Record set:
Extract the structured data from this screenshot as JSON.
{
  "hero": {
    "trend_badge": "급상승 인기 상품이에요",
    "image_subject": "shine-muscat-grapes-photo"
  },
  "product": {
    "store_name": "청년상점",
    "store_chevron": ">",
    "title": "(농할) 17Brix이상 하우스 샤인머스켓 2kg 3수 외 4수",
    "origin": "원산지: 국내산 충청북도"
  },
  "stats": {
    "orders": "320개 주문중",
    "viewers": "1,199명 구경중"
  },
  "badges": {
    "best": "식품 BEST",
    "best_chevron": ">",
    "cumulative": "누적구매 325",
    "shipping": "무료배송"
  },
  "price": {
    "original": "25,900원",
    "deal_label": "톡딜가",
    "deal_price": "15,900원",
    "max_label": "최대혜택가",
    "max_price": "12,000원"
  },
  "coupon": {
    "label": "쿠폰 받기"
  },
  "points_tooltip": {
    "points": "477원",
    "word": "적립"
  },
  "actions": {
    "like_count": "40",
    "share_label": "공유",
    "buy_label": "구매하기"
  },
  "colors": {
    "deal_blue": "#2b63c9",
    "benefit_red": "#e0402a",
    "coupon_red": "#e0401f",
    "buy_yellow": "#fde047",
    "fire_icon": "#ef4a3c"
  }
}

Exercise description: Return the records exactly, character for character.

Result of this exercise:
Extract the structured data from this screenshot as JSON.
{
  "hero": {
    "trend_badge": "급상승 인기 상품이에요",
    "image_subject": "shine-muscat-grapes-photo"
  },
  "product": {
    "store_name": "청년상점",
    "store_chevron": ">",
    "title": "(농할) 17Brix이상 하우스 샤인머스켓 2kg 3수 외 4수",
    "origin": "원산지: 국내산 충청북도"
  },
  "stats": {
    "orders": "320개 주문중",
    "viewers": "1,199명 구경중"
  },
  "badges": {
    "best": "식품 BEST",
    "best_chevron": ">",
    "cumulative": "누적구매 325",
    "shipping": "무료배송"
  },
  "price": {
    "original": "25,900원",
    "deal_label": "톡딜가",
    "deal_price": "15,900원",
    "max_label": "최대혜택가",
    "max_price": "12,000원"
  },
  "coupon": {
    "label": "쿠폰 받기"
  },
  "points_tooltip": {
    "points": "477원",
    "word": "적립"
  },
  "actions": {
    "like_count": "40",
    "share_label": "공유",
    "buy_label": "구매하기"
  },
  "colors": {
    "deal_blue": "#2b63c9",
    "benefit_red": "#e0402a",
    "coupon_red": "#e0401f",
    "buy_yellow": "#fde047",
    "fire_icon": "#ef4a3c"
  }
}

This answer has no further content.